When teaching my students about psychological defenses, many of them have a good understanding of the superiority complex. They easily describe the school bully, who enacts a type of superiority in order to mask his sense of inferiority, or the short guy whose inferiority takes the form of a Napoleon complex, or the other “short guy” who has the biggest truck in the parking lot. They understand that behaving in superior ways often belies a deeper sense of (real or imagined) inadequacy or inferiority.
To be sure, this is a rather sophisticated understanding of this psychological phenomenon. An understanding that is in line with Alfred Adler’s original description of the superiority complex: “If we inquire into a superiority complex and study its continuity, we can always find a more or less hidden inferiority complex” (Adler, The Science of Living, chapter 2, page 2).
However, what is less understood is the complexity of the opposing complex: the inferiority complex. When I ask about it, my students shrug or suggest that it’s just another name for the superiority complex.
Indeed, popular descriptions of the two have been conflated. Often, the inferiority complex is only considered with regard to its outward expression—that is, when an individual devalues himself/herself or their capabilities. But like the superiority complex, the impetus for this psychological dynamic is to be found beneath the surface.
Adler writes: “We should not be astonished if in the cases where we see an inferiority complex, we find a superiority complex more or less hidden.” So, these two complexes are reflections of each other; perhaps, two sides of the same coin. They are similar in that both are egocentric complexes, where one form is generally found to be masking the other; however, their manifestations appear quite different.
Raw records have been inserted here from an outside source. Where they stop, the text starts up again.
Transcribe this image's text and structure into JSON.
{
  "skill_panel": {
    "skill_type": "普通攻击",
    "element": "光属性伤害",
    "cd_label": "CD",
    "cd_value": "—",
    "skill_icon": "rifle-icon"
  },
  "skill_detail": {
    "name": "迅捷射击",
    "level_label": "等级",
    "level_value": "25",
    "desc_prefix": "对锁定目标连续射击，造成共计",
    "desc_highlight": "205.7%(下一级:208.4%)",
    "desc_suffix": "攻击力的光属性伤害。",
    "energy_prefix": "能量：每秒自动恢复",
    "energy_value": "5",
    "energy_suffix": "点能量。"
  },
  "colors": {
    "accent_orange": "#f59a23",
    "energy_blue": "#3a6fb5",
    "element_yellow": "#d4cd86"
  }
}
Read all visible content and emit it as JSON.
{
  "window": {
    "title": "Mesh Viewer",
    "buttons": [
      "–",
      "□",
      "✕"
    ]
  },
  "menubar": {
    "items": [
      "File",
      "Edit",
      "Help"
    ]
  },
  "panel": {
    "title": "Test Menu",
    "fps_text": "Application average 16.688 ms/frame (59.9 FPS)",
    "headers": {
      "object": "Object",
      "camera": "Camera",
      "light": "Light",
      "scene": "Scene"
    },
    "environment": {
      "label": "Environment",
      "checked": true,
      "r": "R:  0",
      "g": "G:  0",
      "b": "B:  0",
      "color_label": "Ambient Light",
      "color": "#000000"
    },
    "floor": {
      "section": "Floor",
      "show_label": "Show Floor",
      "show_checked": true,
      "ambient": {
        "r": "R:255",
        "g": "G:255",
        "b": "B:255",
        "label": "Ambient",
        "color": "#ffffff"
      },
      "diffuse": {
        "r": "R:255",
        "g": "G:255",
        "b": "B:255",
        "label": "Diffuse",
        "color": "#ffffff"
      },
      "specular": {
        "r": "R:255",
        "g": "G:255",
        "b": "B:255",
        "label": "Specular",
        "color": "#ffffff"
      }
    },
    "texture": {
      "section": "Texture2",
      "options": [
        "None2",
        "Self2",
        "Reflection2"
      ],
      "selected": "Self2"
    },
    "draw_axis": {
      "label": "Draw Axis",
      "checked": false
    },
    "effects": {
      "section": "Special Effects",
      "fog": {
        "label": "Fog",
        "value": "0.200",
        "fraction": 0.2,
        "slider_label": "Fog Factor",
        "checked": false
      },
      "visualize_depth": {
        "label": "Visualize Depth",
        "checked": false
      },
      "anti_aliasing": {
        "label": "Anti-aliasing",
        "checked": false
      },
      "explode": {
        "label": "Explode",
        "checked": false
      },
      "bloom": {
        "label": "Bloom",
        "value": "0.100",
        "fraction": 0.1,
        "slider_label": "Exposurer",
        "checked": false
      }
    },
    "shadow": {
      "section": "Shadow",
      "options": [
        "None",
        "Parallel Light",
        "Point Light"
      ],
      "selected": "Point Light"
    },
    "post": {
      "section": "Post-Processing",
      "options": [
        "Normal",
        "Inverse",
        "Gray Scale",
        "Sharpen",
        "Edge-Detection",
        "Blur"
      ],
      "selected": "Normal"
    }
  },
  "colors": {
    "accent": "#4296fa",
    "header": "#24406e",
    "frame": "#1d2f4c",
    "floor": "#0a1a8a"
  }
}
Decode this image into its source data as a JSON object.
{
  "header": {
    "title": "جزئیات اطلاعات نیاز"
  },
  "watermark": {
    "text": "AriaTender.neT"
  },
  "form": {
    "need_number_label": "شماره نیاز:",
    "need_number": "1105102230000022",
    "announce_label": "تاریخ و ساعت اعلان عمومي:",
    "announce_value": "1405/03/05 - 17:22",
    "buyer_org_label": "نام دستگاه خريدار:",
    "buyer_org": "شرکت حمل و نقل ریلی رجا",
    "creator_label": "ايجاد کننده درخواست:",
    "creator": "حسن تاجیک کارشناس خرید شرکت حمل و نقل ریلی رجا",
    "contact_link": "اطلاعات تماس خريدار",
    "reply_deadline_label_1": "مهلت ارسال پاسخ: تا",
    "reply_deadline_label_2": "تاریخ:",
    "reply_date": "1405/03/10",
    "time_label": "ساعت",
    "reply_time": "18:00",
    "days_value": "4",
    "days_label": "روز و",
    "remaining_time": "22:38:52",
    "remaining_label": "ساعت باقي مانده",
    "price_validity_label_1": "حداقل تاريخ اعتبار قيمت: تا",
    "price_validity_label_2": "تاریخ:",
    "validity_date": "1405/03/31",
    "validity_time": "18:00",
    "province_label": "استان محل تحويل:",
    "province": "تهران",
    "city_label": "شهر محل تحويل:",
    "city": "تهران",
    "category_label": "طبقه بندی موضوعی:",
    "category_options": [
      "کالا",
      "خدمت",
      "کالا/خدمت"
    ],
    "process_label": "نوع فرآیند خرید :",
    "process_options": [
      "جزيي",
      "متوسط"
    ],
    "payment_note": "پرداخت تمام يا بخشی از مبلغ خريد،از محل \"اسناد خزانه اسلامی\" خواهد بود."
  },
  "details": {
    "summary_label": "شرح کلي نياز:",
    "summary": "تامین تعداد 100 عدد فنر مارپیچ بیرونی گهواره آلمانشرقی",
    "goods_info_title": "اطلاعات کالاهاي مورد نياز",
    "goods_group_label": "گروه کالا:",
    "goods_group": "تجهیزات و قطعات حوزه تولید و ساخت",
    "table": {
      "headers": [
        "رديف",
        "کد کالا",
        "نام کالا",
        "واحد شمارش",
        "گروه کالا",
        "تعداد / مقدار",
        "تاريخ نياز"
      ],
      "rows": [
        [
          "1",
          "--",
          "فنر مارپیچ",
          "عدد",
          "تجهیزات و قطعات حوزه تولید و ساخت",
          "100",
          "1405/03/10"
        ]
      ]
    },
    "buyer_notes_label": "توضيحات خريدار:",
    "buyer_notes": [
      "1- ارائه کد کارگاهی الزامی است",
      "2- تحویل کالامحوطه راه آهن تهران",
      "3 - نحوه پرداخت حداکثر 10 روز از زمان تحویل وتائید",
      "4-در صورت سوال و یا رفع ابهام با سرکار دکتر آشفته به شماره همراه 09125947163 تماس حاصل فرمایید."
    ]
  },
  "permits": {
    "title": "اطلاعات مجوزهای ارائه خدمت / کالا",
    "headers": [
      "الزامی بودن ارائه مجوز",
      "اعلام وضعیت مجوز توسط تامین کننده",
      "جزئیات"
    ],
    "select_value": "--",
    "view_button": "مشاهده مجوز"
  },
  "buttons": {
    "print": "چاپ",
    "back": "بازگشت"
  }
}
Popularly the inferiority complex is often described as a type of self-loathing resulting from being compared or comparing oneself to others. The implication is that this causes the individual to have an undervalued (inferior) sense of themselves and/or their abilities in whole or in part.
Yet, this is only a half-understanding of the complex, and altogether misses the root of the problem. Like the superiority complex, where the expression of superiority is understood to be a façade masking a deeper felt (sometimes unconscious) sense of inferiority; the inferiority complex is also a façade that masks a deeper felt (sometimes unconscious) sense of superiority.
How else could a sense of inferiority emerge except from a deep-down sense that one really is (or should be) superior?
While not necessarily evidence of a full complex, examples of this inferiority dynamic are observable when we do things like reject praise we duly deserve, fish for compliments via self-deprecation (e.g., humble-bragging), or portray helplessness during situations in which we have power.
In a society that, on the one hand, espouses the virtues of humility while also promoting self-importance, the inferiority complex emerges as one way that we try to reconcile these two disparate ideals. The problem is that this complex, which at first glance may appear to be aligned with humility, is primarily self-serving and has more to do with narcissism than with true humility.
The ways in which we decry our inferiority only serve to call attention back to ourselves, where we hope others will recognize our true brilliance or lift us up to such a place. In other cases, our expressions of inferiority serve as a means to abdicate responsibility in our lives; to throw our hands up in situations where acknowledging our power means being held accountable for how, when, and if we use it. The truth is that having power (in any its many forms, e.g. influence, intelligence, beauty, money, privilege, etc.) while denying it or insisting that it is inconsequential is itself an expression of power.
When asked about the difference between an inferiority complex and humility, the monk Radhanath Swami responded, “An inferiority complex is when the (false) ego is frustrated; whereas, humility is when the (false) ego is rejected.” He goes on to explain that inferiority is about appearances. In a society that glamorizes humility, the enactment of humility becomes more important than a true embodiment of it.
True humility doesn’t seek happiness in the recognition of others, and in that way, has no one to feel inferior to.
Adler, A. (1923). The Science of Living. London: Lowe and Brydone.